It’s gotten a bit cooler and even more overcast today. Not only Mucrone but all of the hills below are completely out of sight. It rained a little this morning but the sun seems to want to make an appearance.
We had a new arrival here at the villa yesterday, a skilled painter from Poland who has discovered and restored some frescos in various rooms. When I walked past his work area this morning, I happened to notice the newspaper he had placed along the floor beneath his ladder: copies of last week’s La Stampa. It was just a little reminder of how current Pier Giorgio’s story really is.
If you have read anything about him, you will have learned that his father Alfredo was the founder of the newspaper La Stampa. Mrs. Josephine Frassati, Alfredo’s mother, gave him all of her savings to help launch this venture. Later, Alfredo became the youngest senator for the kingdom of Italy and was eventually appointed to the position of ambassador to Germany. When Mussolini rose to power in 1922, Ambassador Frassati was unwilling to support the fascist political regime. He immediately resigned his position and returned to Italy from Berlin. In 1926, he was forced to sell La Stampa for a paltry sum.
Here in Pollone in 2007, it’s nice to see that La Stampa is as much a part of daily life as it was when Pier Giorgio was alive. It is still delivered to the house and read by those here.

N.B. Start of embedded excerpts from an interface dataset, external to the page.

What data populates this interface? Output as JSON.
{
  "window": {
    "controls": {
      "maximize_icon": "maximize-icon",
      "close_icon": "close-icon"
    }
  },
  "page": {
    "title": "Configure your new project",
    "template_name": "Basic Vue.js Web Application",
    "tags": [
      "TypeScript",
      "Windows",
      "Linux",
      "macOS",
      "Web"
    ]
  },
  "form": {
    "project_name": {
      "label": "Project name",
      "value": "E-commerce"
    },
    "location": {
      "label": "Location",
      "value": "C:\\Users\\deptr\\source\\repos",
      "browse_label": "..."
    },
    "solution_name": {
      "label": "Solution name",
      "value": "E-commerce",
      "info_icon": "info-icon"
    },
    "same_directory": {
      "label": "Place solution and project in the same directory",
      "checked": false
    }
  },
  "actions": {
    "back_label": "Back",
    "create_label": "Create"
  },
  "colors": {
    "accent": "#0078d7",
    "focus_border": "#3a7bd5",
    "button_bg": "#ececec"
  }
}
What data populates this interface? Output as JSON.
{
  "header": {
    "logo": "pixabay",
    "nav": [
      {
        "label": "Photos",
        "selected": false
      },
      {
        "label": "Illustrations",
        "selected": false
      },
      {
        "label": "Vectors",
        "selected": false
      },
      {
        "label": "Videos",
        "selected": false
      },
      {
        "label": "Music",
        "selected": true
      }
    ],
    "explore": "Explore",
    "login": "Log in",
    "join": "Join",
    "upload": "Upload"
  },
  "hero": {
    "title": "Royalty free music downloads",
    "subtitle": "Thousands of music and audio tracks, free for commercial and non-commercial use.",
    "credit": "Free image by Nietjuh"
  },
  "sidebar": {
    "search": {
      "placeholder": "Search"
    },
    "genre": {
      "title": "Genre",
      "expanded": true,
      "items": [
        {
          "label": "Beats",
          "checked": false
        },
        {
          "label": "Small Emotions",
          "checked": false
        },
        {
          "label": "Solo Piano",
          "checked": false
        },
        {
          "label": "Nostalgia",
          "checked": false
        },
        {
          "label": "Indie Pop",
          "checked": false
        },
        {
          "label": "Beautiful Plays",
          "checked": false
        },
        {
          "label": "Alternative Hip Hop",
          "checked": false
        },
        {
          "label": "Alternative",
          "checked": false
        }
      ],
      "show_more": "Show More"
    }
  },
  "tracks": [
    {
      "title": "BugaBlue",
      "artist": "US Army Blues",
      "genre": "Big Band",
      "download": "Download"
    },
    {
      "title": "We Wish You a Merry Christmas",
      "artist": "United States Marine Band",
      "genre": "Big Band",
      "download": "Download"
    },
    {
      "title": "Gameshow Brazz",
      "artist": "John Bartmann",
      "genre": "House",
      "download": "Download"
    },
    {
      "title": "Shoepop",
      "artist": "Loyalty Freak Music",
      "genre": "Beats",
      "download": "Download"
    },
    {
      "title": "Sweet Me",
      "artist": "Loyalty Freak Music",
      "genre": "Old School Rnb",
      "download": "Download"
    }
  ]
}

And, despite all its noble history and tradition, it’s no surprise to see that it is still finding ways to be of use to the family – such as catching falling plaster on a chilly sort of day. ///cmw